Now, one of the injured parties is planning to sue the city for $30 million, claiming negligence, recklessness and carelessness. The crane owner, its operator and the owner of 60 Hudson Street are also expected to be the targets of future lawsuits.
Thomas O’Brien says he suffered spinal cord injuries and skull fractures when the crane crushed his car, and may require surgery.
His lawyer Jonathan Damashek says the city “knew perfectly well that there were very high winds in the forecast… they knew this was a potentially dangerous crane and they should have taken down that crane early, and fully closed down the street.”
After the collapse, Mayor de Blasio announced new rules for crane safety and increased enforcement. Operators of crawler cranes are now required to cease operations and secure equipment when wind forecasts reach 20 miles per hour.
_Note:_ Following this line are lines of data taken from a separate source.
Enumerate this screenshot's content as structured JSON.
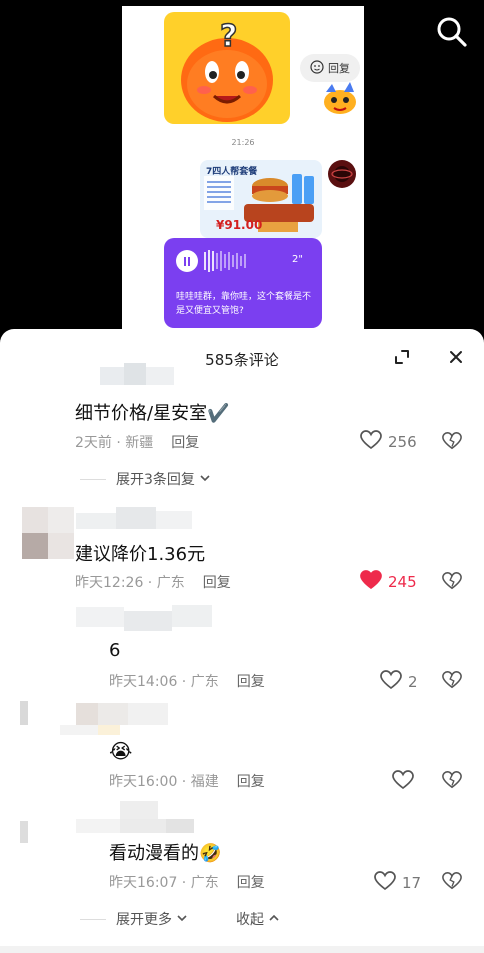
{
  "video": {
    "chat_time": "21:26",
    "reply_chip": "回复",
    "ad_title": "7四人帮套餐",
    "ad_price": "¥91.00",
    "voice_duration": "2\"",
    "voice_text": "哇哇哇群，靠你哇，这个套餐是不是又便宜又管饱?"
  },
  "sheet": {
    "title": "585条评论"
  },
  "comments": [
    {
      "text": "细节价格/星安室✔️",
      "date": "2天前",
      "location": "新疆",
      "reply": "回复",
      "likes": "256",
      "liked": false,
      "expand": "展开3条回复"
    },
    {
      "text": "建议降价1.36元",
      "date": "昨天12:26",
      "location": "广东",
      "reply": "回复",
      "likes": "245",
      "liked": true
    },
    {
      "text": "6",
      "date": "昨天14:06",
      "location": "广东",
      "reply": "回复",
      "likes": "2",
      "liked": false
    },
    {
      "text": "😭",
      "date": "昨天16:00",
      "location": "福建",
      "reply": "回复",
      "likes": "",
      "liked": false
    },
    {
      "text": "看动漫看的🤣",
      "date": "昨天16:07",
      "location": "广东",
      "reply": "回复",
      "likes": "17",
      "liked": false
    }
  ],
  "footer": {
    "expand_more": "展开更多",
    "collapse": "收起"
  },
  "colors": {
    "liked_red": "#ee2a4b",
    "voice_purple": "#7b3ff0",
    "meta_gray": "#999999"
  },
  "icons": {
    "search": "search-icon",
    "expand": "expand-icon",
    "close": "close-icon",
    "heart": "heart-icon",
    "dislike": "broken-heart-icon",
    "chevron_down": "chevron-down-icon",
    "chevron_up": "chevron-up-icon"
  }
}
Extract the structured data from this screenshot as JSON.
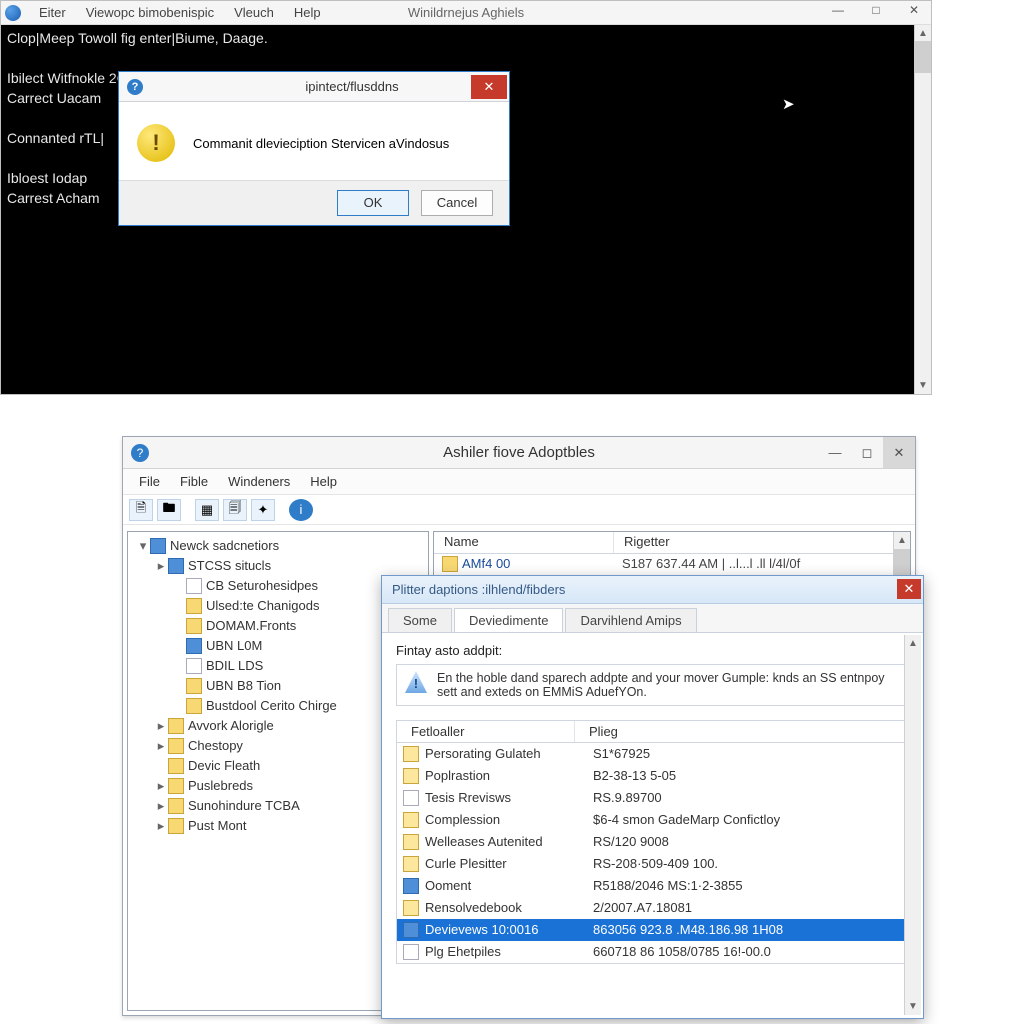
{
  "console": {
    "menu": [
      "Eiter",
      "Viewopc bimobenispic",
      "Vleuch",
      "Help"
    ],
    "title": "Winildrnejus Aghiels",
    "lines": [
      "Clop|Meep Towoll fig enter|Biume, Daage.",
      "",
      "Ibilect Witfnokle 2ONS Plarsi..",
      "Carrect Uacam",
      "",
      "Connanted rTL|                                      py orfilee_Teel that iemole pea..",
      "",
      "Ibloest Iodap",
      "Carrest Acham"
    ]
  },
  "dialog": {
    "title": "ipintect/flusddns",
    "message": "Commanit dlevieciption Stervicen aVindosus",
    "ok": "OK",
    "cancel": "Cancel"
  },
  "explorer": {
    "title": "Ashiler fiove Adoptbles",
    "menu": [
      "File",
      "Fible",
      "Windeners",
      "Help"
    ],
    "tree": [
      {
        "l": 1,
        "exp": "▾",
        "icon": "blue",
        "label": "Newck sadcnetiors"
      },
      {
        "l": 2,
        "exp": "▸",
        "icon": "blue",
        "label": "STCSS situcls"
      },
      {
        "l": 3,
        "exp": "",
        "icon": "doc",
        "label": "CB Seturohesidpes"
      },
      {
        "l": 3,
        "exp": "",
        "icon": "folder",
        "label": "Ulsed:te Chanigods"
      },
      {
        "l": 3,
        "exp": "",
        "icon": "folder",
        "label": "DOMAM.Fronts"
      },
      {
        "l": 3,
        "exp": "",
        "icon": "blue",
        "label": "UBN L0M"
      },
      {
        "l": 3,
        "exp": "",
        "icon": "doc",
        "label": "BDIL LDS"
      },
      {
        "l": 3,
        "exp": "",
        "icon": "folder",
        "label": "UBN B8 Tion"
      },
      {
        "l": 3,
        "exp": "",
        "icon": "folder",
        "label": "Bustdool Cerito Chirge"
      },
      {
        "l": 2,
        "exp": "▸",
        "icon": "folder",
        "label": "Avvork Alorigle"
      },
      {
        "l": 2,
        "exp": "▸",
        "icon": "folder",
        "label": "Chestopy"
      },
      {
        "l": 2,
        "exp": "",
        "icon": "folder",
        "label": "Devic Fleath"
      },
      {
        "l": 2,
        "exp": "▸",
        "icon": "folder",
        "label": "Puslebreds"
      },
      {
        "l": 2,
        "exp": "▸",
        "icon": "folder",
        "label": "Sunohindure TCBA"
      },
      {
        "l": 2,
        "exp": "▸",
        "icon": "folder",
        "label": "Pust Mont"
      }
    ],
    "list": {
      "cols": [
        "Name",
        "Rigetter"
      ],
      "row_name": "AMf4 00",
      "row_val": "S187 637.44 AM | ..l...l .ll l/4l/0f"
    }
  },
  "props": {
    "title": "Plitter daptions :ilhlend/fibders",
    "tabs": [
      "Some",
      "Deviedimente",
      "Darvihlend Amips"
    ],
    "active_tab_index": 1,
    "heading": "Fintay asto addpit:",
    "note": "En the hoble dand sparech addpte and your mover Gumple: knds an SS entnpoy sett and exteds on EMMiS AduefYOn.",
    "cols": [
      "Fetloaller",
      "Plieg"
    ],
    "rows": [
      {
        "icon": "y",
        "name": "Persorating Gulateh",
        "val": "S1*67925"
      },
      {
        "icon": "y",
        "name": "Poplrastion",
        "val": "B2-38-13 5-05"
      },
      {
        "icon": "g",
        "name": "Tesis Rrevisws",
        "val": "RS.9.89700"
      },
      {
        "icon": "y",
        "name": "Complession",
        "val": "$6-4 smon GadeMarp Confictloy"
      },
      {
        "icon": "y",
        "name": "Welleases Autenited",
        "val": "RS/120 9008"
      },
      {
        "icon": "y",
        "name": "Curle Plesitter",
        "val": "RS-208·509-409 100."
      },
      {
        "icon": "b",
        "name": "Ooment",
        "val": "R5188/2046 MS:1·2-3855"
      },
      {
        "icon": "y",
        "name": "Rensolvedebook",
        "val": "2/2007.A7.18081"
      },
      {
        "icon": "b",
        "name": "Devievews 10:0016",
        "val": "863056 923.8 .M48.186.98 1H08",
        "selected": true
      },
      {
        "icon": "g",
        "name": "Plg Ehetpiles",
        "val": "660718 86 1058/0785 16!-00.0"
      }
    ]
  }
}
Fines for failing to safeguard equipment were also doubled to $10,000.
But a technical working group that was convened to recommend further reforms relaxed rules after two months instead, allowing cranes to operate with forecasts of 30 mile per hour winds.
A spokesman from the Department of Buildings told DNAinfo that although the city already has “the most robust crane and construction regulations and inspection requirements in the country,” a new task force will “propose additional best practices and regulations where necessary.”